_EXERCISE OBJECTIVE_: Using the listing below, please gather every line containing the word "Reset".

_RECORD SET_:

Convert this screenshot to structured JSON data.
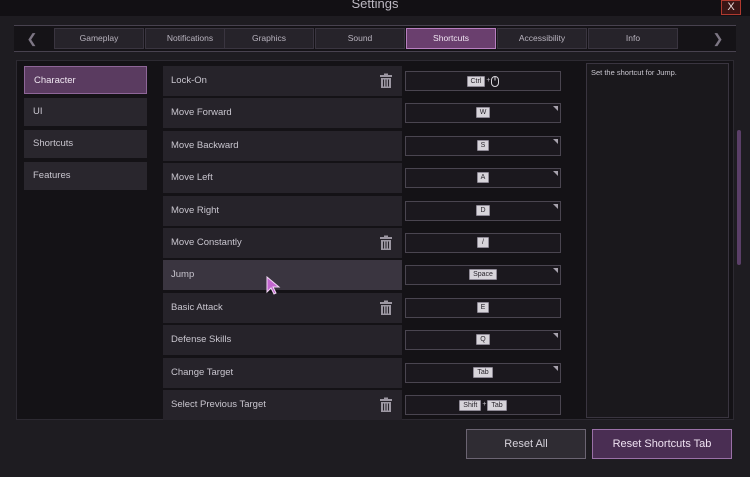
{
  "window": {
    "title": "Settings",
    "close_label": "X"
  },
  "tabs": [
    {
      "label": "Gameplay"
    },
    {
      "label": "Notifications"
    },
    {
      "label": "Graphics"
    },
    {
      "label": "Sound"
    },
    {
      "label": "Shortcuts",
      "active": true
    },
    {
      "label": "Accessibility"
    },
    {
      "label": "Info"
    }
  ],
  "sidebar": {
    "items": [
      {
        "label": "Character",
        "active": true
      },
      {
        "label": "UI"
      },
      {
        "label": "Shortcuts"
      },
      {
        "label": "Features"
      }
    ]
  },
  "shortcuts": {
    "rows": [
      {
        "name": "Lock-On",
        "keys": [
          "Ctrl"
        ],
        "mouse": true,
        "delete": true
      },
      {
        "name": "Move Forward",
        "keys": [
          "W"
        ],
        "corner": true
      },
      {
        "name": "Move Backward",
        "keys": [
          "S"
        ],
        "corner": true
      },
      {
        "name": "Move Left",
        "keys": [
          "A"
        ],
        "corner": true
      },
      {
        "name": "Move Right",
        "keys": [
          "D"
        ],
        "corner": true
      },
      {
        "name": "Move Constantly",
        "keys": [
          "/"
        ],
        "delete": true
      },
      {
        "name": "Jump",
        "keys": [
          "Space"
        ],
        "corner": true,
        "highlight": true
      },
      {
        "name": "Basic Attack",
        "keys": [
          "E"
        ],
        "delete": true
      },
      {
        "name": "Defense Skills",
        "keys": [
          "Q"
        ],
        "corner": true
      },
      {
        "name": "Change Target",
        "keys": [
          "Tab"
        ],
        "corner": true
      },
      {
        "name": "Select Previous Target",
        "keys": [
          "Shift",
          "Tab"
        ],
        "delete": true
      }
    ]
  },
  "description": {
    "text": "Set the shortcut for Jump."
  },
  "footer": {
    "reset_all_label": "Reset All",
    "reset_tab_label": "Reset Shortcuts Tab"
  },
  "colors": {
    "accent": "#6a3f6e",
    "accent_border": "#b87fc0",
    "background": "#1e1c21"
  }
}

_EXPECTED ANSWER_:
    "reset_all_label": "Reset All",
    "reset_tab_label": "Reset Shortcuts Tab"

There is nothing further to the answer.